The energy spectrum for such cases seems practically continuous. Thus the wave equation predicts that the bound particles (electrons) are associated with a discrete energy spectrum and the free particles with a continuous spectrum.

An electron is a quantum mechanical particle and hence it must obey quantum mechanical principes. Discreteness is one speciality of quantum mechanics which gradually appears as continuum as we see in our everyday life. This is the essence of Bohr's correspondence principle which states that the quantum mchanics gradually reduces to claasical mechanics at the limit of large quantum numbers.

Why can't there be any continuous energy band in an atom?

This is the basic reason quantum mechanics had to be invented.

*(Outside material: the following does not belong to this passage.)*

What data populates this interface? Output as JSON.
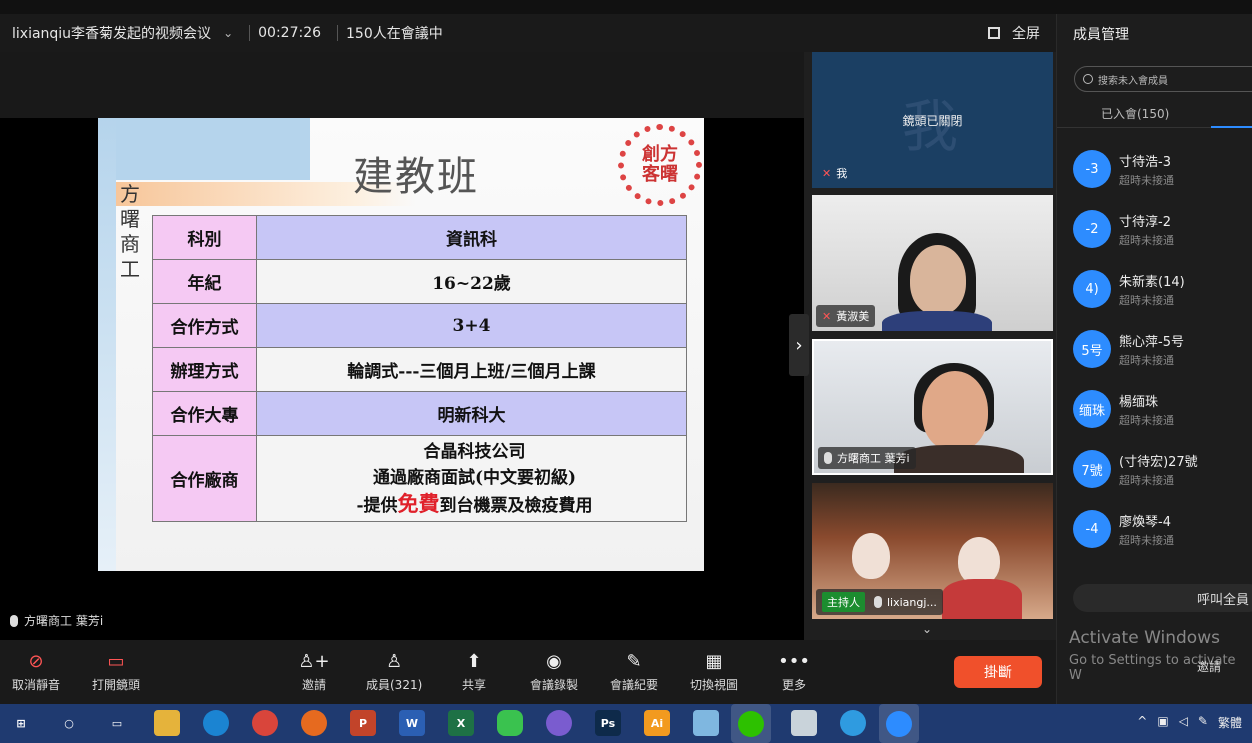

Once the existence of positive and negative charges was discovered, Maxwell's equations when solved for a planetary model of a central positive charge and an orbiting negative one, are completely unstable, in contrast to the gravitational problem. This is due to the fact that accelerated charges radiate electromagnetic radiation and lose energy. An orbiting electron in the field of a nucleus will continually radiate energy and fall on the nucleus as far as a classical model goes.

This means that atoms would be a soup of positive and negative charges and when an electron fell on an ion, a continuous spectrum would be observed.

This is not what was observed. Hydrogen atoms had a distinct electromagnetic spectrum, made up of lines that could be mathematically fitted very well by the Balmer and Lyman series.

That is why the Bohr model, a planetary model of the hydrogen atom was proposed, which forced stable, quantized, orbits and could derive the series appearing experimentally.

After that came the Schrodinger equation and quantum mechanics, which gave a theoretical model that describes nature in the microcosm, and is the underlying level of all classical theories.

• Minor point: "This is the basic reason quantum mechanics had to be invented" or that classical mechanics was inadequate and quantum mechanics was discovered? – jim May 13 '16 at 8:18